The now bare staircase landing (above) outside a Tampines flat, after a fish tank built on it three to four years ago was removed this week. Citing safety reasons, the HDB said the owner could not keep it.ST PHOTO: TOH TING WEI
The now bare staircase landing (above) outside a Tampines flat, after a fish tank (left) built on it three to four years ago was removed this week. Citing safety reasons, the HDB said the owner could not keep it.
The now bare staircase landing outside a Tampines flat, after a fish tank (above) built on it three to four years ago was removed this week. Citing safety reasons, the HDB said the owner could not keep it.ST PHOTO: DESMOND WEE

Owner declined town council's offer to assist in process, relocate fish to pond

A Housing Board flat owner who converted his doorstep into a fish tank for his koi carp has dismantled it after his appeal to keep it was rejected.

The Tampines Street 41 resident, who wanted to be known only as Mr Tan when approached by The Straits Times previously, had attached glass panels to the walls around the four steps leading to his ground-floor unit to house about 10 fish.

The structure was put in place three to four years ago, and the owner was unaware that he needed permission to do so.

Residents of the flat with the blocked doorstep used to enter it through an adjacent unit which has the same owner.

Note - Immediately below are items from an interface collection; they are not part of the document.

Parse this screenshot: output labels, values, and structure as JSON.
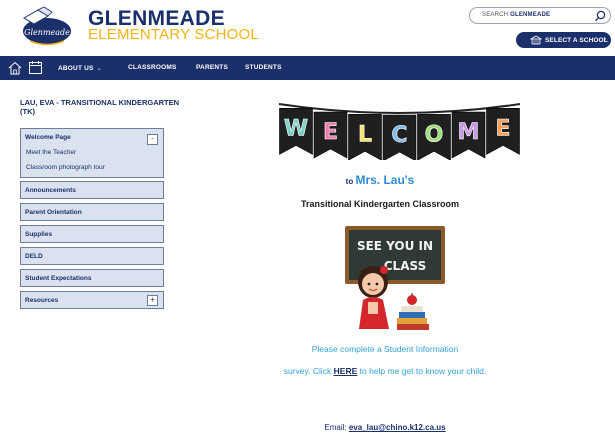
{
  "header": {
    "school_name": "GLENMEADE",
    "school_sub": "ELEMENTARY SCHOOL",
    "logo_text": "Glenmeade",
    "search_prefix": "SEARCH",
    "search_school": "GLENMEADE",
    "select_school_label": "SELECT A SCHOOL",
    "colors": {
      "navy": "#1b2f6b",
      "gold": "#f2b416"
    }
  },
  "nav": {
    "items": [
      {
        "label": "ABOUT US",
        "has_dropdown": true
      },
      {
        "label": "CLASSROOMS"
      },
      {
        "label": "PARENTS"
      },
      {
        "label": "STUDENTS"
      }
    ],
    "icons": [
      "home-icon",
      "calendar-icon"
    ]
  },
  "sidebar": {
    "title": "LAU, EVA - TRANSITIONAL KINDERGARTEN (TK)",
    "sections": [
      {
        "label": "Welcome Page",
        "toggle": "-",
        "children": [
          "Meet the Teacher",
          "Classroom photograph tour"
        ]
      },
      {
        "label": "Announcements"
      },
      {
        "label": "Parent Orientation"
      },
      {
        "label": "Supplies"
      },
      {
        "label": "DELD"
      },
      {
        "label": "Student Expectations"
      },
      {
        "label": "Resources",
        "toggle": "+"
      }
    ]
  },
  "main": {
    "banner_letters": [
      "W",
      "E",
      "L",
      "C",
      "O",
      "M",
      "E"
    ],
    "to_prefix": "to",
    "teacher_name": "Mrs. Lau's",
    "class_title": "Transitional Kindergarten Classroom",
    "chalkboard_text": [
      "SEE YOU IN",
      "CLASS"
    ],
    "info_line1": "Please complete a Student Information",
    "info_line2_pre": "survey. Click",
    "info_link": "HERE",
    "info_line2_post": "to help me get to know your child.",
    "email_label": "Email:",
    "email_address": "eva_lau@chino.k12.ca.us"
  }
}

The fish tank was featured in the media in August last year. Subsequently, in January, the HDB, citing safety reasons, said the owner could not keep it. He lodged an appeal after working with Tampines Town Council on measures to address the safety issues raised by the Housing Board.

The HDB rejected the appeal earlier this month, stating as a key reason the fact that the stairway is common property.

Under the town council's by-laws, it is an offence to have unauthorised fixtures on common property.

When The Straits Times visited Mr Tan's house yesterday, the tank had been dismantled.

When approached, Mr Tan's wife declined to comment.

Earlier this month, the Ministry of National Development told The Straits Times that it would ask the HDB to discuss with the town council suitable sites in the precinct that can accommodate a community garden which could involve Mr Tan and other like-minded residents.

It added that this initiative would have to be done separately through a proper process and not by "individual encroachment onto common property".

But Mr Tan's response was lukewarm. "It's not just about digging two holes. You need to think about what is the attraction there and what is really useful for the community. Hopefully, something good will come out of it. I am a bit tired of this," he said.

A spokesman for Tampines Town Council told The Straits Times on Tuesday that the resident had declined its offer to assist with the dismantling of the tank. "We have also approached the resident to relocate the koi fish to a community pond, but he was not keen to explore further," the spokesman said.

A version of this article appeared in the print edition of The Straits Times on April 26, 2019, with the headline 'Koi tank outside HDB flat dismantled after failed appeal'. Print Edition | Subscribe